Where the word "distance" occurs in a line of the data, return the whole line.
-- Opening Marker --
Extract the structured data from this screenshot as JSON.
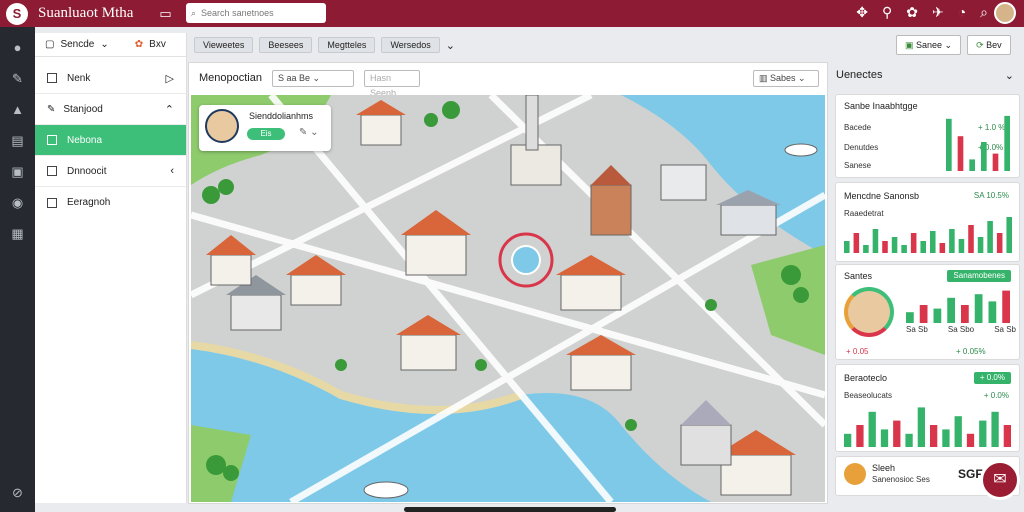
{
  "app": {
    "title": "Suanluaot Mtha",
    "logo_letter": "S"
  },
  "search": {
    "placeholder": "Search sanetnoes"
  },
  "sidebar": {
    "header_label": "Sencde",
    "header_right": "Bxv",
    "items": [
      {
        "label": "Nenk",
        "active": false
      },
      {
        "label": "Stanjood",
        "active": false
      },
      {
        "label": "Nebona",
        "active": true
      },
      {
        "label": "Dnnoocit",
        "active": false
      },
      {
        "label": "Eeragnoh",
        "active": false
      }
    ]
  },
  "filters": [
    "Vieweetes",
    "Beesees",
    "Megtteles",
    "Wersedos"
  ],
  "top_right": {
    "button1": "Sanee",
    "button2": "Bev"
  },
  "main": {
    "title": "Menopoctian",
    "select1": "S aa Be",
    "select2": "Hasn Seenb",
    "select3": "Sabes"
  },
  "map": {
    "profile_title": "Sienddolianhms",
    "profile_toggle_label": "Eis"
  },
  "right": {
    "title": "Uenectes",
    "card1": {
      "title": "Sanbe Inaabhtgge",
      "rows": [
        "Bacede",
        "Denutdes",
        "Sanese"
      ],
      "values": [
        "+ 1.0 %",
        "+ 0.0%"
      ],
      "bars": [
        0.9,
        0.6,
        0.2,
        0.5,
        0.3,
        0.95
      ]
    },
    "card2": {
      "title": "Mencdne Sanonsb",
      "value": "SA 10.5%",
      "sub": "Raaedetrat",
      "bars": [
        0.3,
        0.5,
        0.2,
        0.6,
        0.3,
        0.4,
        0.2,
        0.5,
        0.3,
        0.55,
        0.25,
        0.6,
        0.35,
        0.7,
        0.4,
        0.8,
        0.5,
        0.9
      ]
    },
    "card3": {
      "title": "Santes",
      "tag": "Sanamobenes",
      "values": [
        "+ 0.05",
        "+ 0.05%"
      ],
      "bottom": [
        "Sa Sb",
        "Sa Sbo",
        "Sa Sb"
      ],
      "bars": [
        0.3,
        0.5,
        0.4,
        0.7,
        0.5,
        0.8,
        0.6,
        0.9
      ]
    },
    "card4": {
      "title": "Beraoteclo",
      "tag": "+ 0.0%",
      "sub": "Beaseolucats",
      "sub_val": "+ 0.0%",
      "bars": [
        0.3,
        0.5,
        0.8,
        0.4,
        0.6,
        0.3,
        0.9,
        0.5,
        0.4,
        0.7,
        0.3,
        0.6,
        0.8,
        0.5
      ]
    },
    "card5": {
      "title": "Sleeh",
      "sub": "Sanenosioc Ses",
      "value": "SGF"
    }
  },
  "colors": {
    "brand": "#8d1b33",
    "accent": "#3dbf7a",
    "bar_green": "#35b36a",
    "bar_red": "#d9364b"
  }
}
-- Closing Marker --
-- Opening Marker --
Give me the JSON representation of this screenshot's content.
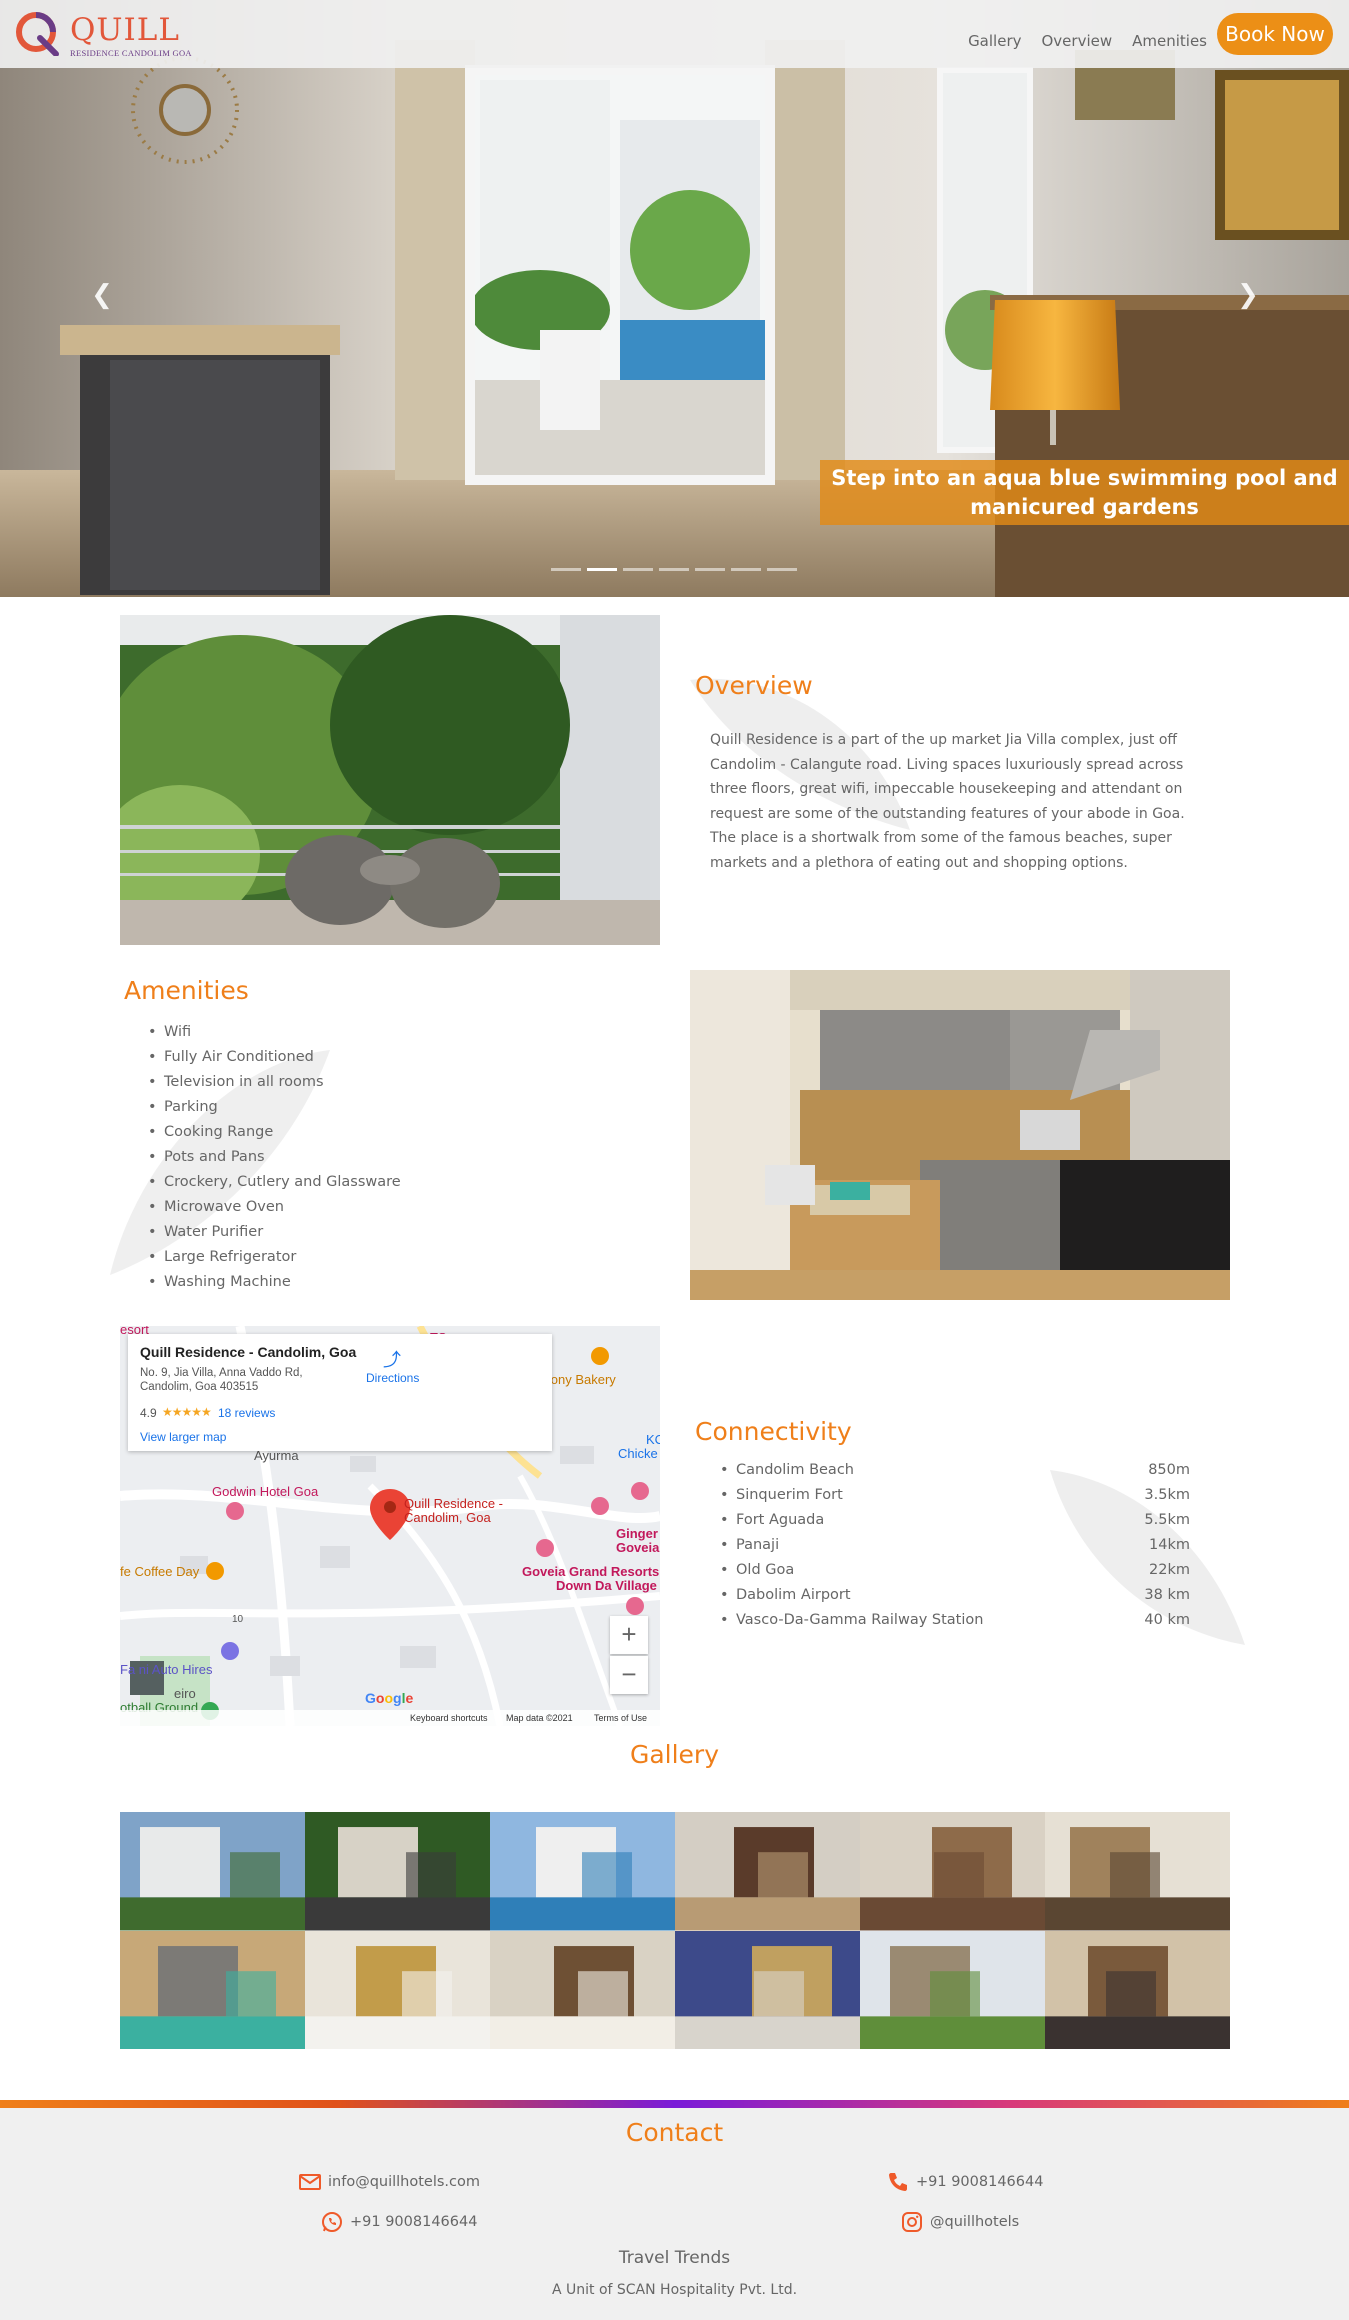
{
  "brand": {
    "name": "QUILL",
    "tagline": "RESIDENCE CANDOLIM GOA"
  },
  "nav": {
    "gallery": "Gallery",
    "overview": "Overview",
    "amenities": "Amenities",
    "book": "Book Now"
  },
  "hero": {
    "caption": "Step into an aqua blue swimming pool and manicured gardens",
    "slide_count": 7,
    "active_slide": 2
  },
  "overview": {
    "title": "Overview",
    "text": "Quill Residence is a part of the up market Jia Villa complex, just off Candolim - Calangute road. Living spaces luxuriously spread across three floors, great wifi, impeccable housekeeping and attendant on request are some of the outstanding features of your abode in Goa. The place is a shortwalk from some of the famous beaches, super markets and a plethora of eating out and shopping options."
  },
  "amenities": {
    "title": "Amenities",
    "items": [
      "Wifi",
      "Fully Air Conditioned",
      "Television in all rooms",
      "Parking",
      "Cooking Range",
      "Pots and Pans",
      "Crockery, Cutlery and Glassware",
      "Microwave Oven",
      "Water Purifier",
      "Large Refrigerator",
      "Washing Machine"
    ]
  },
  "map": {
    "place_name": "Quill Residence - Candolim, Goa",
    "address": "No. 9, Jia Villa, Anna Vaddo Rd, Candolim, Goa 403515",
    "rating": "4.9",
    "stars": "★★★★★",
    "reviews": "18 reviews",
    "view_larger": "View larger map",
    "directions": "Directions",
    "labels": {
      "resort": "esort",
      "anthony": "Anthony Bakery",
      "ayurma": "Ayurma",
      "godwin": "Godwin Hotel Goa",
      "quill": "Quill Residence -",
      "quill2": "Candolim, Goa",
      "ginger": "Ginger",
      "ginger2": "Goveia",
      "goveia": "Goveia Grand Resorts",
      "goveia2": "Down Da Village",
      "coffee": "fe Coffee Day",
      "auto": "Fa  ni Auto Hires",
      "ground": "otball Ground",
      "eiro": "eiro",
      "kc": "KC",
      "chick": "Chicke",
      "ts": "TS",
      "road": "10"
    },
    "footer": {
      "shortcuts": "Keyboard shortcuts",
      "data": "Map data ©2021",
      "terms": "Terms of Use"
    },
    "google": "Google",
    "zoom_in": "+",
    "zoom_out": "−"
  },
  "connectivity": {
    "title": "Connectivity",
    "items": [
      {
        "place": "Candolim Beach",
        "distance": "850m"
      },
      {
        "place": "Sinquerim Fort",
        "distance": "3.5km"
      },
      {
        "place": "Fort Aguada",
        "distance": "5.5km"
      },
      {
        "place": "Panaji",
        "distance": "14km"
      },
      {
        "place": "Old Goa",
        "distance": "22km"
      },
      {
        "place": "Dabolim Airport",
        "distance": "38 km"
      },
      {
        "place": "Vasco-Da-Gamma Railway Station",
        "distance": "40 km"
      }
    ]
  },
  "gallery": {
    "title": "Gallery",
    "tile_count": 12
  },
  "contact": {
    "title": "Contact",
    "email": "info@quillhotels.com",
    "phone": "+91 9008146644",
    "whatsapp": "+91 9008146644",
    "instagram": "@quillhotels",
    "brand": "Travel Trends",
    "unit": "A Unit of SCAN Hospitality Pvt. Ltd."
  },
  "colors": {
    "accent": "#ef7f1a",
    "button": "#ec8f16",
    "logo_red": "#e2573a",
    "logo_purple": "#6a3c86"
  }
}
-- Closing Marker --
Your response ::
        "distance": "850m"
        "distance": "3.5km"
        "distance": "5.5km"
        "distance": "14km"
        "distance": "22km"
        "distance": "38 km"
        "distance": "40 km"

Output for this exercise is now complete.